  • Headbands
  • Hair bands
  • Feathered earrings
  • Derby hats adorned with feathers (this is an easy one and so much fun)
  • Feather tiaras
  • Feather accents on evening bags (with beads and silk flowers)
  • Feather shoe ornaments
  • Feather adorned buttons

Feathers in Art and Decor

After you finish making yourself fashionable by adding feathers to your outfits, look around your home to see how feathers can enhance your decor. A tall vase filled with ostrich, pheasant or peacock feathers works in even the most elegant room. Even better, feathered decor accents can add holiday charm or work as year round decorations too. Fill an apothecary jar with white feathers and gold ornaments for Christmas, or use brown and orange dyed feathers at Halloween.

Put together a table centerpiece of your favorite mixed flowers, and then add a few feathers for interest. In fact, why not make an entire centerpiece out of pheasant or ostrich feathers for your anniversary party. It's a dramatic touch everyone will remember. Here are some other feather decor ideas:

  • Cover an old lampshade with feathers for a new look -- and a diffused glow -- in your room.
  • Place them in a decorative, shallow bowl with acorns and pinecones.
  • Add decorative feathers to your drapery tiebacks.
  • Make a wreath of feathers for your entry this fall.
  • Place colorful feathers in clear ornaments for one-of-a-kind Christmas decor. They look spectacular.

Fun with Feathers

Kids love the gentle tactile quality of working with feathers, so that makes them fun accent materials for kids' paper crafts. Consider using feathers the next time your child makes a birthday card or designs his own refrigerator masterpiece. If you don't mind lending a hand, make a dream catcher with your child. It's a great way to banish nasty nightmares:

Here's what you'll need:

Materials

  • 6 inch wire ring
  • Raffia ribbon
  • 2 to 3 yards of thin twine
  • A clothes pin
  • 5 Feathers

Instructions

  1. Wrap raffia ribbon all the way around the ring. To keep the ribbon from unraveling, clamp the end (starting point) with the clothes pin.

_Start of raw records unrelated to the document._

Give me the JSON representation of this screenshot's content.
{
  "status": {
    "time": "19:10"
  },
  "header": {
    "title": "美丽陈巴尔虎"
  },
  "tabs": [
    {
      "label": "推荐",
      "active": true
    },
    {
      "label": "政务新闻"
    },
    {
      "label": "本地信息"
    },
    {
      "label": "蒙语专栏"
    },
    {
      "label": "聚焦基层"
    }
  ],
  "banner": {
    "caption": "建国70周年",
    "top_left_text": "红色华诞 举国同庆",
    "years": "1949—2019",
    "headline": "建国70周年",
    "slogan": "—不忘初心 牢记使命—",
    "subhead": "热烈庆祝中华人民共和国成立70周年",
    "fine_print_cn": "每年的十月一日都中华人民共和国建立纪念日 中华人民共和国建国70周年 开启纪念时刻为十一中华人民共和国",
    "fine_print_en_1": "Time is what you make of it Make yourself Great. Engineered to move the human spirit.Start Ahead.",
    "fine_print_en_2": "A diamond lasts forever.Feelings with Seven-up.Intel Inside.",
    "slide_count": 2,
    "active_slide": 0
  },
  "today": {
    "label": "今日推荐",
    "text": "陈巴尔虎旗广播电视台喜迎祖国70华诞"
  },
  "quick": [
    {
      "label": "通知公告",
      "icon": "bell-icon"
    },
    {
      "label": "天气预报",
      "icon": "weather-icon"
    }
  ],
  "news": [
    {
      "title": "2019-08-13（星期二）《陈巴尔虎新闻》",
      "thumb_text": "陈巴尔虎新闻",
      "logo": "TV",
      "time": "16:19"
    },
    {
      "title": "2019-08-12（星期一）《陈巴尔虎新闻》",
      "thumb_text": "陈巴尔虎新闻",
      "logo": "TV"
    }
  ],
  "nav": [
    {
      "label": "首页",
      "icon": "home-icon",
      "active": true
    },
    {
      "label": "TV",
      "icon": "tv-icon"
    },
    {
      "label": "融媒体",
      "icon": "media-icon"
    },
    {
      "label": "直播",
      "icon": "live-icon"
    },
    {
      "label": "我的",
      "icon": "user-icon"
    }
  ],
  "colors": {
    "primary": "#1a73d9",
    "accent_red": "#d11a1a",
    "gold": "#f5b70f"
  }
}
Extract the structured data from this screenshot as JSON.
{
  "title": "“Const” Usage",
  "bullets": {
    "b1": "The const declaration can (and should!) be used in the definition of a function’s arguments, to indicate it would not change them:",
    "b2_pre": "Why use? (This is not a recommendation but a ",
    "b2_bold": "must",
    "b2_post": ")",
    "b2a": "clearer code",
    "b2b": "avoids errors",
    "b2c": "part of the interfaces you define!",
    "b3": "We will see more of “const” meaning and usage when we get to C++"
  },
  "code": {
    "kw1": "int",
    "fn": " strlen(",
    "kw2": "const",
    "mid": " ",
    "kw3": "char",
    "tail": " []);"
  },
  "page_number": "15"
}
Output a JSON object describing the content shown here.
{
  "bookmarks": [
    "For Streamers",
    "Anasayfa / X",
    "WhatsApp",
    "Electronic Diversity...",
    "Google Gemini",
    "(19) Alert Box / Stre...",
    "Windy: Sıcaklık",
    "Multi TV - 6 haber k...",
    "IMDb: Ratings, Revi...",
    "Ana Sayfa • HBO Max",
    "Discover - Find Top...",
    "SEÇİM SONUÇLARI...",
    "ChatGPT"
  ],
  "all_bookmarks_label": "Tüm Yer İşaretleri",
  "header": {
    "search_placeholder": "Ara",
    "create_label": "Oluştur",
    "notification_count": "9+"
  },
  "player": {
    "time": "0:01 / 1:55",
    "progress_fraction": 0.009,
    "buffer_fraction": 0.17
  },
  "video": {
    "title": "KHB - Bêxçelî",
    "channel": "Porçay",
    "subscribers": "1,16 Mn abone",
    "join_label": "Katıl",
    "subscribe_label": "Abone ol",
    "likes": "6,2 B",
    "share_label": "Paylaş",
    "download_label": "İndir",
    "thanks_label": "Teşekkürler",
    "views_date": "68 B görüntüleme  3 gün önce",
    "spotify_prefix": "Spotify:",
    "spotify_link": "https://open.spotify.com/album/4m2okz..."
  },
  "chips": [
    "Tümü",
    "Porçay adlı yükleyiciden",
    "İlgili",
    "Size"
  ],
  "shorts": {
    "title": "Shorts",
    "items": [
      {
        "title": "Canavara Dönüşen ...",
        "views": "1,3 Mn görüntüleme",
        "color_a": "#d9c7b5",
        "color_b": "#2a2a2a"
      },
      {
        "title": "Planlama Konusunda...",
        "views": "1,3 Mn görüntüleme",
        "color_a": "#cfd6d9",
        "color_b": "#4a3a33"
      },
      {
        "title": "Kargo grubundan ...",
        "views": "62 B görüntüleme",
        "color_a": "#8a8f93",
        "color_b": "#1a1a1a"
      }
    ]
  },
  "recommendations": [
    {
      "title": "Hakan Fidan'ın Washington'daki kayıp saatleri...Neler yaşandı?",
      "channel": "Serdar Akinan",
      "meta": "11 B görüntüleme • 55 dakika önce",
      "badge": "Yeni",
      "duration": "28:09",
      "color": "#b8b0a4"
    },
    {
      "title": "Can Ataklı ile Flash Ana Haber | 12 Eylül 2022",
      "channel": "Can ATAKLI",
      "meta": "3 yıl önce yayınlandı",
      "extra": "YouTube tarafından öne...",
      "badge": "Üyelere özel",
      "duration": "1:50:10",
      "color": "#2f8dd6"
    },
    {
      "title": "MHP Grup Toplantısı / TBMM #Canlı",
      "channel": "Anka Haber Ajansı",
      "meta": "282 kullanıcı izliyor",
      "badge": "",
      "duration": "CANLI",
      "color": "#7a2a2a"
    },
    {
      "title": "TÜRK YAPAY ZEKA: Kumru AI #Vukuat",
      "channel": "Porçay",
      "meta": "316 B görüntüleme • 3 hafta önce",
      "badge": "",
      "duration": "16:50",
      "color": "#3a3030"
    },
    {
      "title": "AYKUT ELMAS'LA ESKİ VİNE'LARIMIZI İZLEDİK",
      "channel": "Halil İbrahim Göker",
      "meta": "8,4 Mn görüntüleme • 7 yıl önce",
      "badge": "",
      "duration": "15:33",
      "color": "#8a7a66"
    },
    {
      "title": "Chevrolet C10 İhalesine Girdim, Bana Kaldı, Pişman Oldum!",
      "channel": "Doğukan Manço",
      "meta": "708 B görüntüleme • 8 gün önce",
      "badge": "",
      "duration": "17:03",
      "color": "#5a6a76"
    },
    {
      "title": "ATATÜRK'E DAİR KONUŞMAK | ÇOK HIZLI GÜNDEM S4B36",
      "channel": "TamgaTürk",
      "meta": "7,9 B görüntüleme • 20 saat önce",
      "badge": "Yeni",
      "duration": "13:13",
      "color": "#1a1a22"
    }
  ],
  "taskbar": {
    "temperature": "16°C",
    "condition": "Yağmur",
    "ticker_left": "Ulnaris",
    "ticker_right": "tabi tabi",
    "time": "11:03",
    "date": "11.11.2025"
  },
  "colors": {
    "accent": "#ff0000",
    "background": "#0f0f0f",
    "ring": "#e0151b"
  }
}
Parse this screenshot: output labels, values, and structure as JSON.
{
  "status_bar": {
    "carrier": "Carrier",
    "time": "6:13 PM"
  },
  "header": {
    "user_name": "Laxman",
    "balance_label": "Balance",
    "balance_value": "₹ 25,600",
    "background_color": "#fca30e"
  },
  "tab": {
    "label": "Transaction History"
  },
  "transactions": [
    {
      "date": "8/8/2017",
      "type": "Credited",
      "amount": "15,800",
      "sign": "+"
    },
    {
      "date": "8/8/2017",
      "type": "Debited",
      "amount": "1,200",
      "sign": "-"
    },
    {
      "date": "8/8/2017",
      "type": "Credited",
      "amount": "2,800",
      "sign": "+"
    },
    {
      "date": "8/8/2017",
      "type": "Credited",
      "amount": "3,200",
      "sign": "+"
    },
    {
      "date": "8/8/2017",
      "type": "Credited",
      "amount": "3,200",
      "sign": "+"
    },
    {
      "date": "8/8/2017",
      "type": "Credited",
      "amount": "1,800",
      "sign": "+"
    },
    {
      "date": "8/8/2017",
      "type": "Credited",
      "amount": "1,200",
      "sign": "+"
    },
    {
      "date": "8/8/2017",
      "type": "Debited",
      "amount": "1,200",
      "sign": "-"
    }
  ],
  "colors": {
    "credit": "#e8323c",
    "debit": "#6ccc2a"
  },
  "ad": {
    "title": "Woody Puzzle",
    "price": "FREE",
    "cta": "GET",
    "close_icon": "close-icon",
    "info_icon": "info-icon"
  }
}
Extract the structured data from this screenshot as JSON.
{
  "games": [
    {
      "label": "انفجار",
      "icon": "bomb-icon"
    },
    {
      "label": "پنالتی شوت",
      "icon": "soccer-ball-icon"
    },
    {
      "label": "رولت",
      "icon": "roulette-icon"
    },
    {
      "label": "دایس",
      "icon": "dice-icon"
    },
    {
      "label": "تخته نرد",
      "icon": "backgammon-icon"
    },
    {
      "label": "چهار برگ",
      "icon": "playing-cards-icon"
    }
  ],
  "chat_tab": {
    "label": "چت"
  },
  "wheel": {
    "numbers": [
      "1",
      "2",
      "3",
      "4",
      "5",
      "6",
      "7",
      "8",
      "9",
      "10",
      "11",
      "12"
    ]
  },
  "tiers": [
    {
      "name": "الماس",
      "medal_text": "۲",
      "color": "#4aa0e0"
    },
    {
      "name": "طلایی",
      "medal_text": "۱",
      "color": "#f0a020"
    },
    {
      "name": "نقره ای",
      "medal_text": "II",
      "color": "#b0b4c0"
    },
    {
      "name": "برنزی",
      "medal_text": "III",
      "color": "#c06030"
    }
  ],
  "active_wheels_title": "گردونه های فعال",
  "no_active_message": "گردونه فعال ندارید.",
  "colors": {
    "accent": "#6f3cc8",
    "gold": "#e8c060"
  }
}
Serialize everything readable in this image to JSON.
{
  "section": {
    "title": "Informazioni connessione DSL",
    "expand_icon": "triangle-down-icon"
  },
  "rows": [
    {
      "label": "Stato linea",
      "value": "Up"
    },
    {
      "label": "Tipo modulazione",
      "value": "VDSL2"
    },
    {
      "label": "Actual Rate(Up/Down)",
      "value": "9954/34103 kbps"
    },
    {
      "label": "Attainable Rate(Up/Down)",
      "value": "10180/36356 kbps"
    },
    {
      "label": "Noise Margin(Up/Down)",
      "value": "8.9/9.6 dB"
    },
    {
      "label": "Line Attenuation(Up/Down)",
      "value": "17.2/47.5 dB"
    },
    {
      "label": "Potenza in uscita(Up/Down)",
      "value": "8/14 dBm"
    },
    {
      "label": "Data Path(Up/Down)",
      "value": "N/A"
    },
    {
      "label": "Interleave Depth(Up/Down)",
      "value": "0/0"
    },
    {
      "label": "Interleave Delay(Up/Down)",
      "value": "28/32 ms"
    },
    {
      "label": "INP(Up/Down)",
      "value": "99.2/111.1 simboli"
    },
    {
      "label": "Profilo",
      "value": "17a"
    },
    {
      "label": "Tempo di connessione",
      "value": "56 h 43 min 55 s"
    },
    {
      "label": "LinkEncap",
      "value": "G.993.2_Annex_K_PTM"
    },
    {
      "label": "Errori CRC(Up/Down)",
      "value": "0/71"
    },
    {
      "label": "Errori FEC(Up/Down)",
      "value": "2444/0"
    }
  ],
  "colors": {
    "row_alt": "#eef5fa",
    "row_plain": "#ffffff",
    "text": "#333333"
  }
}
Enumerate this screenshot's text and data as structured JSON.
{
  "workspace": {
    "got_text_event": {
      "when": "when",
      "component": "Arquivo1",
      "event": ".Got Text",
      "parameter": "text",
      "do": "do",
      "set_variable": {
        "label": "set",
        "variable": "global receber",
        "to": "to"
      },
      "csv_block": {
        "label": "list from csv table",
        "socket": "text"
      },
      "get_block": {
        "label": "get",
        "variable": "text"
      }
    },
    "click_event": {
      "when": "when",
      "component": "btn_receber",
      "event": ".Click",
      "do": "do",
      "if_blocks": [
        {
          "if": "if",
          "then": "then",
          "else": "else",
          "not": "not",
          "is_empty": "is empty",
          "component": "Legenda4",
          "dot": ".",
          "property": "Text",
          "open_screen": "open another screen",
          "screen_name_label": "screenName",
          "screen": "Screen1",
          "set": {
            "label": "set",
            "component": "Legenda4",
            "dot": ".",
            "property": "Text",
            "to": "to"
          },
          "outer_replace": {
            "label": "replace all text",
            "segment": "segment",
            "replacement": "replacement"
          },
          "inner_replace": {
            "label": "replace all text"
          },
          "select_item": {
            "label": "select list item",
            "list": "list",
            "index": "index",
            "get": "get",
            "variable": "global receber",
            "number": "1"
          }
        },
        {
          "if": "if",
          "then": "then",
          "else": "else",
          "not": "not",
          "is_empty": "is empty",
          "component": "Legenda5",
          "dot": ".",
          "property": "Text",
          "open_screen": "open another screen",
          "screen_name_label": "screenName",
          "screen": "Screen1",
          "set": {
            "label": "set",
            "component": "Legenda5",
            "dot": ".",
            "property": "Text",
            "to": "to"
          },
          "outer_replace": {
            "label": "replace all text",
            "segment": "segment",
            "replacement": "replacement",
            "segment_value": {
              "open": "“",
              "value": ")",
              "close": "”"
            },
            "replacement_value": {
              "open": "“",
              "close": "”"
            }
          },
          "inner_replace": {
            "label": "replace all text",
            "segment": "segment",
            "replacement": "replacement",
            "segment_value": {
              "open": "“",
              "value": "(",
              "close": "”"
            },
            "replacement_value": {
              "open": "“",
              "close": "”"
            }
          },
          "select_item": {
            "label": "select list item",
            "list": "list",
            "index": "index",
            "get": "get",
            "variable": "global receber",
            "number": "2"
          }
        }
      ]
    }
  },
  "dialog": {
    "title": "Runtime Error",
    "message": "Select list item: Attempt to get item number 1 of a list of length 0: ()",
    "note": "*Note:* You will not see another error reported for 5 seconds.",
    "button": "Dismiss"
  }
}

When you're finished, the wire won't be visible and you'll be back at the starting point of the ring.
  2. Tie the two ends of ribbon together leaving a hanging loop.
  3. Tie the length of twine to the ring and create a pattern of loops and knots from side to side. Get creative and weave the twine in and out. When you have a pattern you like, tie the end of the twine in place, and cut off the excess.
  4. Cut the excess twine in five equal lengths between 7 and 9 inches long. Tie a feather to one end of each piece.
  5. Position the pieces of twine evenly across the bottom of the ring. Tie them to the ring with the feathered ends dangling free along the bottom.

Hang the dream catcher above your child's bed.

Last Updated: July 1, 2012
AAA Print

About Sara Elliot Sara Elliott is a freelance copywriter and dedicated blogger. Her popular gardening, cooking and crafting blog, The Herb Gardener, was cited by The Wall Street Journal for its fun and frugal tips. Sara has a degree in English, and you can find her health, crafting, and lifestyle pieces on sites like DiscoveryHealth.com, HowStuffWorks.com, Savvi.com and TLC.com.

Note: The information provided on this site may be provided by third parties. The owners and operators of this site do not guarantee the accuracy, completeness, and compliance of the content on this site. Such content is not and shall not be deemed tax, legal, financial, or other advice, and we encourage you to confirm the accuracy of the content. Use is at your own risk, and use of this site shall be deemed acceptance of the above.